Citing PatentFiling datePublication dateApplicantTitle
US6203555Mar 2, 2000Mar 20, 2001Nidek Co., LtdCorneal surgical apparatus
US6344046Jan 4, 2001Feb 5, 2002Nidek Co., LtdCorneal surgical apparatus
US6565585 *Jun 22, 2001May 20, 2003Nidek Co., Ltd.Corneal surgical apparatus
US6610075Nov 4, 1999Aug 26, 2003Becton, Dickenson And CompanyKeratome with suspended stabilized blade, improved suction ring with applanator and guided engagement with keratome cutter head, automated translation of the cutter head, and blade insertion tool
US6623498 *Nov 20, 2000Sep 23, 2003Sis Ltd.Cutting instrument
US7056327Jul 11, 2003Jun 6, 2006Becton, Dickinson & CompanyKeratome with suspended stabilized blade, applanator and guided engagement with keratome cutter head
US7223275May 27, 2003May 29, 2007Yichieh ShiueySystem for cutting the cornea of an eye
US7901421May 24, 2004Mar 8, 2011Yichieh ShiueySystem for cutting the cornea of an eye
US8231643 *May 13, 2009Jul 31, 2012Andrew DavisUniversal limbal relaxing incision guide
US8491616Apr 2, 2009Jul 23, 2013Andrew DavisSystem and method for corneal astigmatic axis marking
WO2004105585A2May 25, 2004Dec 9, 2004Yichieh ShiueySystem for cutting the cornea of an eye
Classifications
U.S. Classification606/166
International ClassificationA61F9/013, A61F9/007
Cooperative ClassificationA61F9/013

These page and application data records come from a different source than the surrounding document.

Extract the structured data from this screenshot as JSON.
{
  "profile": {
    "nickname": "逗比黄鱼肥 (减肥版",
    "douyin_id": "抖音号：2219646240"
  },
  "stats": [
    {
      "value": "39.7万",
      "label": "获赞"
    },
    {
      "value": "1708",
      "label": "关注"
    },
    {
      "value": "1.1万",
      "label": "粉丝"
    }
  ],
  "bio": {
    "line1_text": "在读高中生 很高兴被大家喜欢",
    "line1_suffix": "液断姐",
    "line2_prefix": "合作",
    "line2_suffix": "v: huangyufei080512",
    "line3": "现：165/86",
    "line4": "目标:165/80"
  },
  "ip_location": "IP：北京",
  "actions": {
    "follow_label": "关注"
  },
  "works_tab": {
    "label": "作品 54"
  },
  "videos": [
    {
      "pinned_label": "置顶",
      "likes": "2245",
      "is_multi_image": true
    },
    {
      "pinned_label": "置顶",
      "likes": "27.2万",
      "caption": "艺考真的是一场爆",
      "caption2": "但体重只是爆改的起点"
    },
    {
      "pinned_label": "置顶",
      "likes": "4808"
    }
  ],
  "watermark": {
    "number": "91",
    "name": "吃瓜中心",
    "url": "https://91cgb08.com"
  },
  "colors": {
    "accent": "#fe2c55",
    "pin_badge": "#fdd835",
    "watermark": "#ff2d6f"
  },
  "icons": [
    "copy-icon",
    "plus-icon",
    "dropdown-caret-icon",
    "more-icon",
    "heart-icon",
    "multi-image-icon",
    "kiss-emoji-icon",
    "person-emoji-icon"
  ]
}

European ClassificationA61F9/013
Legal Events
DateCodeEventDescription
Mar 16, 2012SULPSurcharge for late payment
Year of fee payment: 11
Mar 16, 2012FPAYFee payment
Year of fee payment: 12
Nov 14, 2011REMIMaintenance fee reminder mailed
Sep 7, 2007FPAYFee payment
Year of fee payment: 8
Sep 10, 2003FPAYFee payment
Year of fee payment: 4
Jul 2, 1998ASAssignment
Owner name: NIDEK CO., LTD., JAPAN
Free format text: ASSIGNMENT OF ASSIGNORS INTEREST;ASSIGNORS:AMANO, MASANORI;SUGIMURA, MASAHIRO;HAGIWARA, TAKASHI;REEL/FRAME:009322/0257;SIGNING DATES FROM 19980610 TO 19980611